» **Task instructions**:
Determine how many lines of the listing contain the word "percent". The reply is that number alone.

» **Input material**:
^^^^
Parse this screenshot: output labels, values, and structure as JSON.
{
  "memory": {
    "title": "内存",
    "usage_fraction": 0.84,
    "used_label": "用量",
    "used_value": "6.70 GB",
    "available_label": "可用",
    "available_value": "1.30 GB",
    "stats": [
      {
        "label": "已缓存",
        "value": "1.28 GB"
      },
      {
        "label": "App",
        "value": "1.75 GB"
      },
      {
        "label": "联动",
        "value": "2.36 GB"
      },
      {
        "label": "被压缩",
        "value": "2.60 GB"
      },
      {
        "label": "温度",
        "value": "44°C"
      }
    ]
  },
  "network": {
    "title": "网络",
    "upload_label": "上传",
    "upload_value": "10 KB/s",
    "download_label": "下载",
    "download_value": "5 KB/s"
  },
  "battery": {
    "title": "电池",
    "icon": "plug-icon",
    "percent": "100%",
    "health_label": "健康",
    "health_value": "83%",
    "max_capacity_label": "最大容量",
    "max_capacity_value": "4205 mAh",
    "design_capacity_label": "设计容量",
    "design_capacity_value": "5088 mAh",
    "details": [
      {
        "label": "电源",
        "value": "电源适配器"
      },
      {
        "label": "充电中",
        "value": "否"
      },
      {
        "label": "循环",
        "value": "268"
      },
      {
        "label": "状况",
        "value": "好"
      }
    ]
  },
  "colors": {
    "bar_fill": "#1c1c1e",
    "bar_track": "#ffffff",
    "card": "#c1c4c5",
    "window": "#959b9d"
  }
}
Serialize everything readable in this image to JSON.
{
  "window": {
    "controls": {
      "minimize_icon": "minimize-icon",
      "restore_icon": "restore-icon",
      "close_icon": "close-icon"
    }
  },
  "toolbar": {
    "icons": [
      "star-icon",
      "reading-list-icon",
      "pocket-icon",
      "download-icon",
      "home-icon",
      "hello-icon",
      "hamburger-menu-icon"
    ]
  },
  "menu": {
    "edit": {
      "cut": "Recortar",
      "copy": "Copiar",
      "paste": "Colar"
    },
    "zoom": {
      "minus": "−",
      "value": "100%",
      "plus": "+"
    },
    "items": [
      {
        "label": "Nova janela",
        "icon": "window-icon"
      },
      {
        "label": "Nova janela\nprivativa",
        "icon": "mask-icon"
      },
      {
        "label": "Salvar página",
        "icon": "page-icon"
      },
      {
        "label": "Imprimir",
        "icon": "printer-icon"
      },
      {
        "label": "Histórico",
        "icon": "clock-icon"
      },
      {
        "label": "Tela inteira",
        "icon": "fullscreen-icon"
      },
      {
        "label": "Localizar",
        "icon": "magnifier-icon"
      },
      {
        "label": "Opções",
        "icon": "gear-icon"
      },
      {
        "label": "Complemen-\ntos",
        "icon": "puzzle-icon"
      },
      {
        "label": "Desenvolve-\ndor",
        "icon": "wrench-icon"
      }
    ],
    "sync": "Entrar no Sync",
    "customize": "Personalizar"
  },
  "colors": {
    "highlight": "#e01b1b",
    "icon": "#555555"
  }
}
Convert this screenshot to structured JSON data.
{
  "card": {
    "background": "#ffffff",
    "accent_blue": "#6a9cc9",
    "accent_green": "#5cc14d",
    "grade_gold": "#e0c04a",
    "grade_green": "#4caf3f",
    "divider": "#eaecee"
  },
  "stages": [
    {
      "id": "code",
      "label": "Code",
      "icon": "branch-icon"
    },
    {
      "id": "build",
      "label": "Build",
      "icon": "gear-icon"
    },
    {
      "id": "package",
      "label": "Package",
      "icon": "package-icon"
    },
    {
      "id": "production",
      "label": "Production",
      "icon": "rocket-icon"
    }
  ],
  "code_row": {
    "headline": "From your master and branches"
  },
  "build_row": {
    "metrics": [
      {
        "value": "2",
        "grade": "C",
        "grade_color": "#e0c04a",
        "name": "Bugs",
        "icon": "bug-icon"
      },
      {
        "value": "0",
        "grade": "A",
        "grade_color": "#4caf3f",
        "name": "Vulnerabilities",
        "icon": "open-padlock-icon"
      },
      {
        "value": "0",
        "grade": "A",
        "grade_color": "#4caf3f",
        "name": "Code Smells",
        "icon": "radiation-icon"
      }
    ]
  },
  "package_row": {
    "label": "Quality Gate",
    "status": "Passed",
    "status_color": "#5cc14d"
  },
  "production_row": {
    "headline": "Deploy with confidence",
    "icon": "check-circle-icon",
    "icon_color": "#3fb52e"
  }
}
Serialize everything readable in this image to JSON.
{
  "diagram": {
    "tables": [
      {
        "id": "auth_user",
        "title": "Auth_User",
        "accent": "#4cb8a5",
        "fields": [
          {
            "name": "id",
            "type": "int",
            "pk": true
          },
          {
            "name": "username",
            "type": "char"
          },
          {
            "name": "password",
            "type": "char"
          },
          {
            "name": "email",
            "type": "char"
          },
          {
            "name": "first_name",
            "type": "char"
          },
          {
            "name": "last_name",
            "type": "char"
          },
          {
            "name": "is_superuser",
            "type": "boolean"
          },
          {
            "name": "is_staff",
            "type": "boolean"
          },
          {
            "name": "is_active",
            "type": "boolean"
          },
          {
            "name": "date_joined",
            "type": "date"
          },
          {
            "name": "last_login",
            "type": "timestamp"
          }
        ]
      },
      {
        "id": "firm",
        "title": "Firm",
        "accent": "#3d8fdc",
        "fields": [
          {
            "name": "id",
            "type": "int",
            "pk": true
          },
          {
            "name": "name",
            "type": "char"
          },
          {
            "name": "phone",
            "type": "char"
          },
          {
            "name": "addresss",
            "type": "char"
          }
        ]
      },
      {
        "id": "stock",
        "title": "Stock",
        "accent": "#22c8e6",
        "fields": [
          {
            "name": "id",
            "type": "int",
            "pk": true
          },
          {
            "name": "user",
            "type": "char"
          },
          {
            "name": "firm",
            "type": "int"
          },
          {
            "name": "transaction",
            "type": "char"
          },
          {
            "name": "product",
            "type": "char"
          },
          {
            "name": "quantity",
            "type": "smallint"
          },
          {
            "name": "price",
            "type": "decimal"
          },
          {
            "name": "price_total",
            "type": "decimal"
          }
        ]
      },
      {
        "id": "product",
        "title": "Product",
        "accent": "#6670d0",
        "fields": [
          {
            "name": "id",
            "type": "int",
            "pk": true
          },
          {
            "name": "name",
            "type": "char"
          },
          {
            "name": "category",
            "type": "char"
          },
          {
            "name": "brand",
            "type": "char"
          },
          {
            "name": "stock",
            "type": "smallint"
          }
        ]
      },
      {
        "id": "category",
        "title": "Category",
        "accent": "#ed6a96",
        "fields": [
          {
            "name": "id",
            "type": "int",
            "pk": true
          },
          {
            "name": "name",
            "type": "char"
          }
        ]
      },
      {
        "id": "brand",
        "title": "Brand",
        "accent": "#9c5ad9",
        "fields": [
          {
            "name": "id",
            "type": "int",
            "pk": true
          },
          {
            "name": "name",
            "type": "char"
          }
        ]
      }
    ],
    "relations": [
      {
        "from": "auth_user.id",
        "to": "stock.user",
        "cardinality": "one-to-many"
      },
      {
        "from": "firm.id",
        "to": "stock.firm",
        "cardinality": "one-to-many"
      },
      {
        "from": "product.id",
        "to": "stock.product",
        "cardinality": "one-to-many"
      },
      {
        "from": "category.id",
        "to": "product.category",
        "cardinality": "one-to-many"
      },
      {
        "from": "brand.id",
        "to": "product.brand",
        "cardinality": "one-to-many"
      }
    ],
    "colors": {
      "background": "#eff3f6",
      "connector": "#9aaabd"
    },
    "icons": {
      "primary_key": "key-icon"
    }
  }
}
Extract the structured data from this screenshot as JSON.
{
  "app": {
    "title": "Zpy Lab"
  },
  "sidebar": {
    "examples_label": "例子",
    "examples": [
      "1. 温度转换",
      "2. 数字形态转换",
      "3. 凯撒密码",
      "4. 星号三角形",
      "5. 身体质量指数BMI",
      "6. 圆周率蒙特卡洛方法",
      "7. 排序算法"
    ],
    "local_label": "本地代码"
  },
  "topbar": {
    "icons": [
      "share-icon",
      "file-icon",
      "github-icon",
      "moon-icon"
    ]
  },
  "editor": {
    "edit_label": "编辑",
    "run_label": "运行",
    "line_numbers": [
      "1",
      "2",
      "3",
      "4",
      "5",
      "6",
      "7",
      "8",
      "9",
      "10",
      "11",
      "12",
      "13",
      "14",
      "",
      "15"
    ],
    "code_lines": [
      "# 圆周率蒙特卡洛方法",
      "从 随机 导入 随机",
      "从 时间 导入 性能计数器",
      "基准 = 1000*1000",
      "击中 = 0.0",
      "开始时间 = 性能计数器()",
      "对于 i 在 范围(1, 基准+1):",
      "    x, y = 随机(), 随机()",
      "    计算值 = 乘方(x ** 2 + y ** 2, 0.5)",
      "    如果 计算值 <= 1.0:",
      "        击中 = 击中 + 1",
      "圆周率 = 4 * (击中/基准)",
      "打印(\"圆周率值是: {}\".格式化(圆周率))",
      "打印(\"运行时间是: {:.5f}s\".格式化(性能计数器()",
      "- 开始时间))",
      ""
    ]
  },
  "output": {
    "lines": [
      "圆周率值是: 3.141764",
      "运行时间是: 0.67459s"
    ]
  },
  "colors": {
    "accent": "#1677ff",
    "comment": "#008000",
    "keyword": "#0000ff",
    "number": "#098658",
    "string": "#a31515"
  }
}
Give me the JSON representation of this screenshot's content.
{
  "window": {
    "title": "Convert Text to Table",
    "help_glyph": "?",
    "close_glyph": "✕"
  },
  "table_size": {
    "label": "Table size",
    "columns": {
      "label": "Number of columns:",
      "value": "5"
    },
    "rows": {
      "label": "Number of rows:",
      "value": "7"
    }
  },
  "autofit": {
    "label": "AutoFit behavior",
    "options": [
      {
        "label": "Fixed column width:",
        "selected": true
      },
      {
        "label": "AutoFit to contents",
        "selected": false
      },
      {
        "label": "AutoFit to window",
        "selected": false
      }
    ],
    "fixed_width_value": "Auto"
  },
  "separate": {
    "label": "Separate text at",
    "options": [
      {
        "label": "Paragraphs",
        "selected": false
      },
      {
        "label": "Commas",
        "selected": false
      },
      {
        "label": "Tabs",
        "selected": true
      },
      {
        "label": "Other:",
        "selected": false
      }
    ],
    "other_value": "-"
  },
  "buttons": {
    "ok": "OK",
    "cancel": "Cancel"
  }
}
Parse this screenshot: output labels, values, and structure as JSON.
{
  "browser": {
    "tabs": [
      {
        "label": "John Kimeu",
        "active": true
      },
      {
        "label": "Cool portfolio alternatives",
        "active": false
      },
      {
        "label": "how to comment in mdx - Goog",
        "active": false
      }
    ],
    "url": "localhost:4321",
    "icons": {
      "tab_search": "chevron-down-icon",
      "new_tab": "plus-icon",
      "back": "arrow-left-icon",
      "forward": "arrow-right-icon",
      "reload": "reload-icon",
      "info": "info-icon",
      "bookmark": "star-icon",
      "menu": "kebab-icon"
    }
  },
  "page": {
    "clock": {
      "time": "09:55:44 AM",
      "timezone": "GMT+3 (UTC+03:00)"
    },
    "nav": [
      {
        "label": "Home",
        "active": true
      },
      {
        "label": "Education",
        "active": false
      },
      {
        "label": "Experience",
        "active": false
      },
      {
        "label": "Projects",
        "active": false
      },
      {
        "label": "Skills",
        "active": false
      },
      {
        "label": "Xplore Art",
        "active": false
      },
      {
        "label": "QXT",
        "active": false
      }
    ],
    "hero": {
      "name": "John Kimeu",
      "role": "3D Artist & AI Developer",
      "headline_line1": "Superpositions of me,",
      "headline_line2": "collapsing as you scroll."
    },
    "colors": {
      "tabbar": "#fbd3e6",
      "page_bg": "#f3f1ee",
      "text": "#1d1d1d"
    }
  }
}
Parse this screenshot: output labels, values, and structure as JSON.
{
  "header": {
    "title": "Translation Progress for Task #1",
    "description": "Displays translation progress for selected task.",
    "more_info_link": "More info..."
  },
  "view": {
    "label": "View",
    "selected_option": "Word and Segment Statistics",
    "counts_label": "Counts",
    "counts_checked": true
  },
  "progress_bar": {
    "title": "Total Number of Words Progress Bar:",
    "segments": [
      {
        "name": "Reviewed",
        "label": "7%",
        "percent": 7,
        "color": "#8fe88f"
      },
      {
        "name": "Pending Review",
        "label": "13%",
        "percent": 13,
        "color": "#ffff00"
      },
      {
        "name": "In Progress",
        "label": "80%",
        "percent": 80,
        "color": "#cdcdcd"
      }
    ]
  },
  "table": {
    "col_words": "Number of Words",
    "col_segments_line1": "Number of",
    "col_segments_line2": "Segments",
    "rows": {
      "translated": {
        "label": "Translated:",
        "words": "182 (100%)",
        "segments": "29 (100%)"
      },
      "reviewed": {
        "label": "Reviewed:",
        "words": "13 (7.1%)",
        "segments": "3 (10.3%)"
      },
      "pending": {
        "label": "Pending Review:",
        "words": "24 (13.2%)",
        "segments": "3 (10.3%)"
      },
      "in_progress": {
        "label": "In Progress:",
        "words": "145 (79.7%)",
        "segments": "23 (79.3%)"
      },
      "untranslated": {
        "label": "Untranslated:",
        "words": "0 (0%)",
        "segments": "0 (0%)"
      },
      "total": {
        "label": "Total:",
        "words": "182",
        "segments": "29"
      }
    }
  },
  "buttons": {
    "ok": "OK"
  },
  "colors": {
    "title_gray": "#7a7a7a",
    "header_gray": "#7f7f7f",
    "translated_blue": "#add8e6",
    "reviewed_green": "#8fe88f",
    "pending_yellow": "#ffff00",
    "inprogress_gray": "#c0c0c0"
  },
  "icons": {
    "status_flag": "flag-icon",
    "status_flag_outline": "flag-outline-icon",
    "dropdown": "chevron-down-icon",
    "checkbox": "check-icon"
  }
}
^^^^
» **Answer section**:
4